--- PROVIDED ENTRIES Enclosed Below ---
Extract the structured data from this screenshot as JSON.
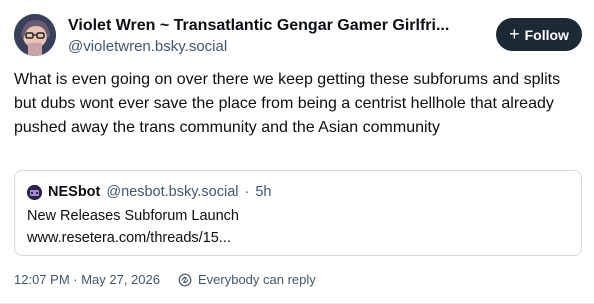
{
  "author": {
    "display_name": "Violet Wren ~ Transatlantic Gengar Gamer Girlfri...",
    "handle": "@violetwren.bsky.social"
  },
  "follow_button": {
    "icon": "+",
    "label": "Follow"
  },
  "post": {
    "text": "What is even going on over there we keep getting these subforums and splits but dubs wont ever save the place from being a centrist hellhole that already pushed away the trans community and the Asian community"
  },
  "quote": {
    "author": "NESbot",
    "handle": "@nesbot.bsky.social",
    "separator": "·",
    "age": "5h",
    "line1": "New Releases Subforum Launch",
    "line2": "www.resetera.com/threads/15..."
  },
  "footer": {
    "timestamp": "12:07 PM · May 27, 2026",
    "reply_setting": "Everybody can reply"
  },
  "colors": {
    "follow_bg": "#1e2936",
    "secondary_text": "#42576c",
    "border": "#d4dbe2"
  },
  "icons": {
    "avatar": "user-avatar",
    "quote_avatar": "nesbot-avatar",
    "follow": "plus-icon",
    "reply": "reply-settings-icon"
  }
}
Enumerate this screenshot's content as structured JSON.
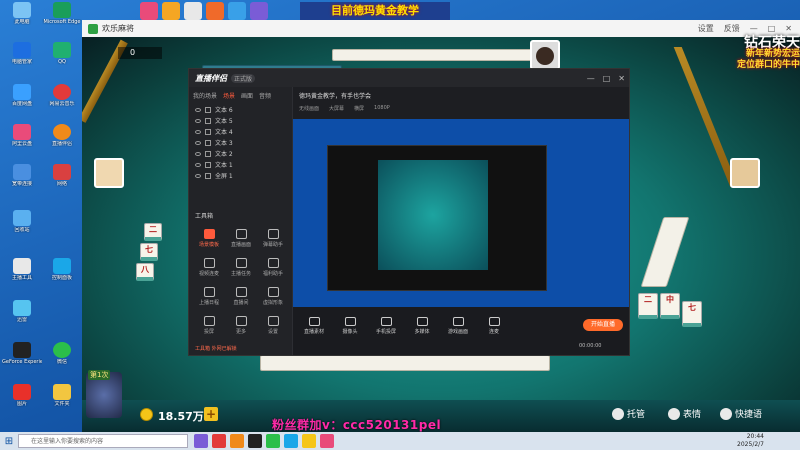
{
  "banner": {
    "text": "目前德玛黄金教学"
  },
  "desktop": {
    "icons": [
      {
        "label": "此电脑"
      },
      {
        "label": "Microsoft Edge"
      },
      {
        "label": "电脑管家"
      },
      {
        "label": "QQ"
      },
      {
        "label": "百度网盘"
      },
      {
        "label": "网易云音乐"
      },
      {
        "label": "阿里云盘"
      },
      {
        "label": "直播伴侣"
      },
      {
        "label": "宽带连接"
      },
      {
        "label": "网络"
      },
      {
        "label": "回收站"
      },
      {
        "label": "主播工具"
      },
      {
        "label": "控制面板"
      },
      {
        "label": "迅雷"
      },
      {
        "label": "GeForce Experience"
      },
      {
        "label": "微信"
      },
      {
        "label": "图片"
      },
      {
        "label": "文件夹"
      }
    ]
  },
  "game": {
    "window_title": "欢乐麻将",
    "title_right": [
      "设置",
      "反馈",
      "—",
      "□",
      "✕"
    ],
    "score_top": "0",
    "overlay_top_right": [
      "钻石荣天",
      "新年新势宏运",
      "定位群口的牛中"
    ],
    "coins": "18.57万",
    "plus": "+",
    "rank_label": "第1次",
    "promo": "粉丝群加v：ccc520131pel",
    "buttons": {
      "tuoguan": "托管",
      "biaoqing": "表情",
      "kuaijie": "快捷语"
    },
    "tiles_left": [
      "二",
      "七",
      "八"
    ],
    "tiles_right": [
      "二",
      "中",
      "七"
    ]
  },
  "obs": {
    "brand": "直播伴侣",
    "version": "正式版",
    "header_controls": [
      "—",
      "□",
      "✕"
    ],
    "tabs": [
      "我的场景",
      "场景",
      "画面",
      "音频"
    ],
    "scenes": [
      "文本 6",
      "文本 5",
      "文本 4",
      "文本 3",
      "文本 2",
      "文本 1",
      "全屏 1"
    ],
    "tools_title": "工具箱",
    "tools": [
      {
        "label": "场景模板",
        "active": true
      },
      {
        "label": "直播画面",
        "active": false
      },
      {
        "label": "弹幕助手",
        "active": false
      },
      {
        "label": "视频连麦",
        "active": false
      },
      {
        "label": "主播任务",
        "active": false
      },
      {
        "label": "福利助手",
        "active": false
      },
      {
        "label": "上播日程",
        "active": false
      },
      {
        "label": "直播间",
        "active": false
      },
      {
        "label": "虚拟形象",
        "active": false
      },
      {
        "label": "投屏",
        "active": false
      },
      {
        "label": "更多",
        "active": false
      },
      {
        "label": "设置",
        "active": false
      }
    ],
    "footer_note": "工具箱 外网已解锁",
    "title_field": "德玛黄金教学，有手也学会",
    "topbar_items": [
      "无线画面",
      "大屏幕",
      "横屏",
      "1080P"
    ],
    "bottom_buttons": [
      "直播素材",
      "摄像头",
      "手机投屏",
      "多媒体",
      "游戏画面",
      "连麦"
    ],
    "start_button": "开始直播",
    "elapsed": "00:00:00"
  },
  "taskbar": {
    "search_placeholder": "在这里输入你要搜索的内容",
    "time": "20:44",
    "date": "2025/2/7"
  }
}
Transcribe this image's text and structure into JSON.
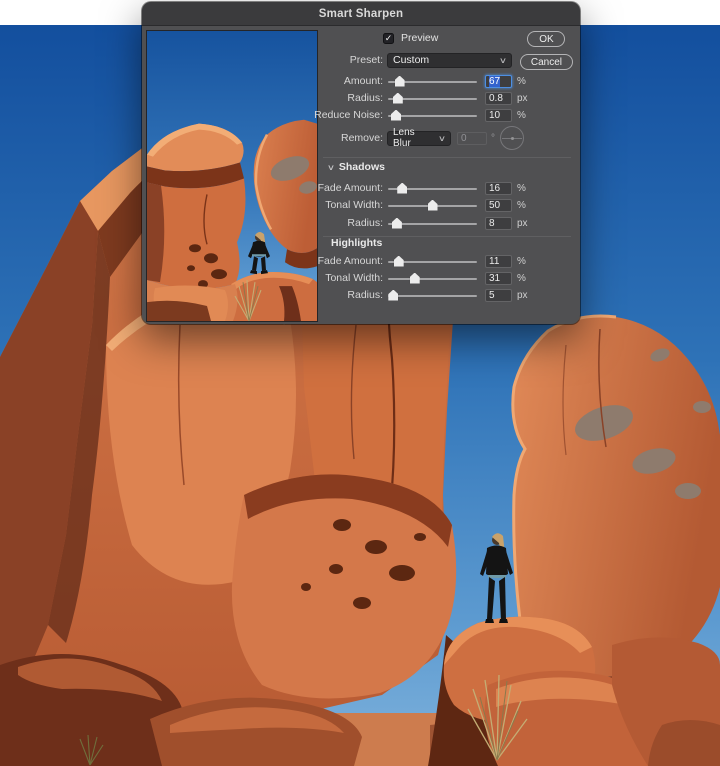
{
  "dialog": {
    "title": "Smart Sharpen",
    "preview_checkbox": {
      "label": "Preview",
      "checked": true
    },
    "preset": {
      "label": "Preset:",
      "value": "Custom"
    },
    "sharpen": {
      "amount": {
        "label": "Amount:",
        "value": "67",
        "unit": "%",
        "selected": true
      },
      "radius": {
        "label": "Radius:",
        "value": "0.8",
        "unit": "px"
      },
      "reduce_noise": {
        "label": "Reduce Noise:",
        "value": "10",
        "unit": "%"
      }
    },
    "remove": {
      "label": "Remove:",
      "value": "Lens Blur",
      "angle_value": "0",
      "angle_unit": "°"
    },
    "shadows": {
      "section_label": "Shadows",
      "fade_amount": {
        "label": "Fade Amount:",
        "value": "16",
        "unit": "%"
      },
      "tonal_width": {
        "label": "Tonal Width:",
        "value": "50",
        "unit": "%"
      },
      "radius": {
        "label": "Radius:",
        "value": "8",
        "unit": "px"
      }
    },
    "highlights": {
      "section_label": "Highlights",
      "fade_amount": {
        "label": "Fade Amount:",
        "value": "11",
        "unit": "%"
      },
      "tonal_width": {
        "label": "Tonal Width:",
        "value": "31",
        "unit": "%"
      },
      "radius": {
        "label": "Radius:",
        "value": "5",
        "unit": "px"
      }
    },
    "buttons": {
      "ok": "OK",
      "cancel": "Cancel"
    }
  },
  "icons": {
    "check": "✓",
    "chevron_down": "∨"
  },
  "colors": {
    "selection_blue": "#3463cd",
    "focus_ring": "#4d8fe3",
    "dialog_bg": "#505052",
    "titlebar_bg": "#3b3b3d",
    "sky_blue": "#2e72b7",
    "rock_orange": "#c96a40"
  }
}
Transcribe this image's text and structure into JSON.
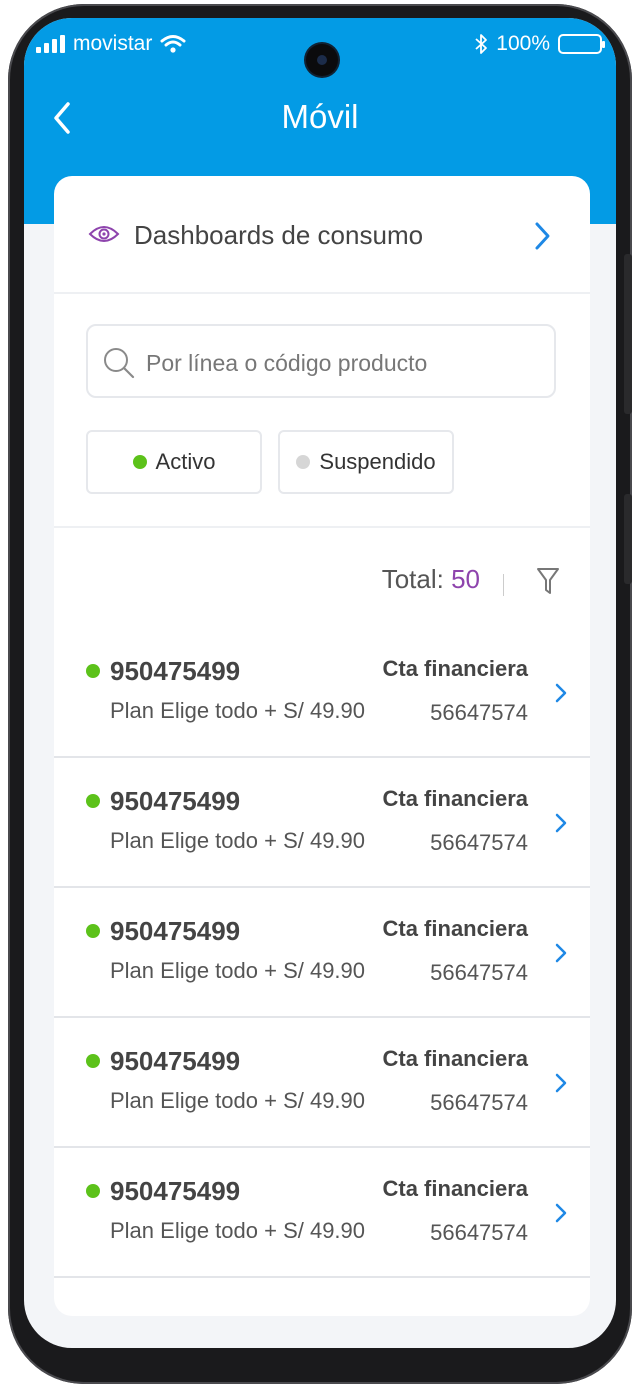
{
  "status_bar": {
    "carrier": "movistar",
    "battery": "100%"
  },
  "header": {
    "title": "Móvil"
  },
  "dashboard": {
    "label": "Dashboards de consumo"
  },
  "search": {
    "placeholder": "Por línea o código producto"
  },
  "filters": [
    {
      "label": "Activo",
      "color": "#5cc21a"
    },
    {
      "label": "Suspendido",
      "color": "#d6d6d6"
    }
  ],
  "summary": {
    "total_label": "Total:",
    "total_value": "50"
  },
  "lines": [
    {
      "number": "950475499",
      "plan": "Plan Elige todo + S/ 49.90",
      "account_label": "Cta financiera",
      "account": "56647574"
    },
    {
      "number": "950475499",
      "plan": "Plan Elige todo + S/ 49.90",
      "account_label": "Cta financiera",
      "account": "56647574"
    },
    {
      "number": "950475499",
      "plan": "Plan Elige todo + S/ 49.90",
      "account_label": "Cta financiera",
      "account": "56647574"
    },
    {
      "number": "950475499",
      "plan": "Plan Elige todo + S/ 49.90",
      "account_label": "Cta financiera",
      "account": "56647574"
    },
    {
      "number": "950475499",
      "plan": "Plan Elige todo + S/ 49.90",
      "account_label": "Cta financiera",
      "account": "56647574"
    }
  ],
  "colors": {
    "brand": "#039be5",
    "active": "#5cc21a",
    "accent": "#8e44ad",
    "chevron": "#1e88e5"
  }
}
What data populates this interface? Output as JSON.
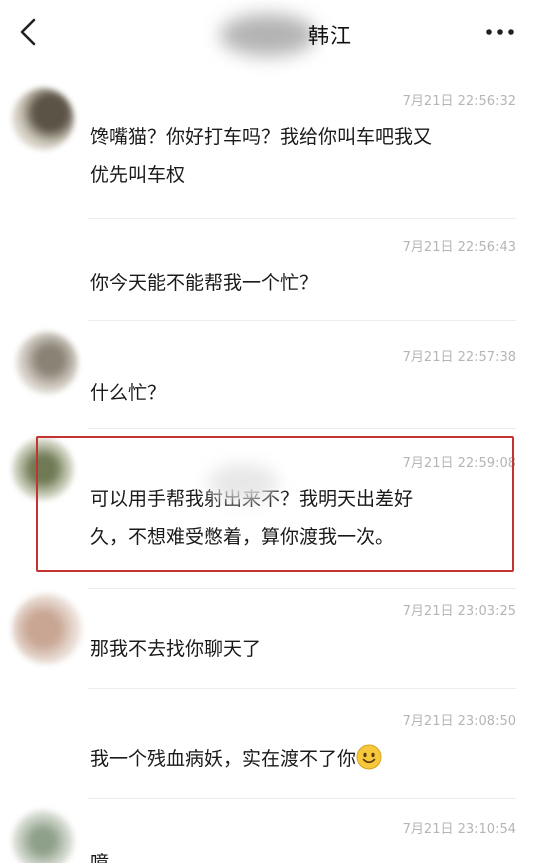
{
  "header": {
    "title": "韩江",
    "back_icon": "chevron-left-icon",
    "more_icon": "more-dots-icon"
  },
  "messages": [
    {
      "time": "7月21日 22:56:32",
      "lines": [
        "馋嘴猫？你好打车吗？我给你叫车吧我又",
        "优先叫车权"
      ]
    },
    {
      "time": "7月21日 22:56:43",
      "lines": [
        "你今天能不能帮我一个忙？"
      ]
    },
    {
      "time": "7月21日 22:57:38",
      "lines": [
        "什么忙？"
      ]
    },
    {
      "time": "7月21日 22:59:08",
      "lines": [
        "可以用手帮我射出来不？我明天出差好",
        "久，不想难受憋着，算你渡我一次。"
      ]
    },
    {
      "time": "7月21日 23:03:25",
      "lines": [
        "那我不去找你聊天了"
      ]
    },
    {
      "time": "7月21日 23:08:50",
      "lines": [
        "我一个残血病妖，实在渡不了你"
      ]
    },
    {
      "time": "7月21日 23:10:54",
      "lines": [
        "噫"
      ]
    }
  ],
  "colors": {
    "highlight_border": "#c43232",
    "timestamp": "#b5b5b5",
    "divider": "#ececec"
  },
  "emoji": "smiling-face-icon"
}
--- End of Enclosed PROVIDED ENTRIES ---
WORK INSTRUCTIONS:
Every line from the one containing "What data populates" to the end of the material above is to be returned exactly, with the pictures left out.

RESPONSE TO THE TASK:
What data populates this interface? Output as JSON.
{
  "header": {
    "title": "韩江",
    "back_icon": "chevron-left-icon",
    "more_icon": "more-dots-icon"
  },
  "messages": [
    {
      "time": "7月21日 22:56:32",
      "lines": [
        "馋嘴猫？你好打车吗？我给你叫车吧我又",
        "优先叫车权"
      ]
    },
    {
      "time": "7月21日 22:56:43",
      "lines": [
        "你今天能不能帮我一个忙？"
      ]
    },
    {
      "time": "7月21日 22:57:38",
      "lines": [
        "什么忙？"
      ]
    },
    {
      "time": "7月21日 22:59:08",
      "lines": [
        "可以用手帮我射出来不？我明天出差好",
        "久，不想难受憋着，算你渡我一次。"
      ]
    },
    {
      "time": "7月21日 23:03:25",
      "lines": [
        "那我不去找你聊天了"
      ]
    },
    {
      "time": "7月21日 23:08:50",
      "lines": [
        "我一个残血病妖，实在渡不了你"
      ]
    },
    {
      "time": "7月21日 23:10:54",
      "lines": [
        "噫"
      ]
    }
  ],
  "colors": {
    "highlight_border": "#c43232",
    "timestamp": "#b5b5b5",
    "divider": "#ececec"
  },
  "emoji": "smiling-face-icon"
}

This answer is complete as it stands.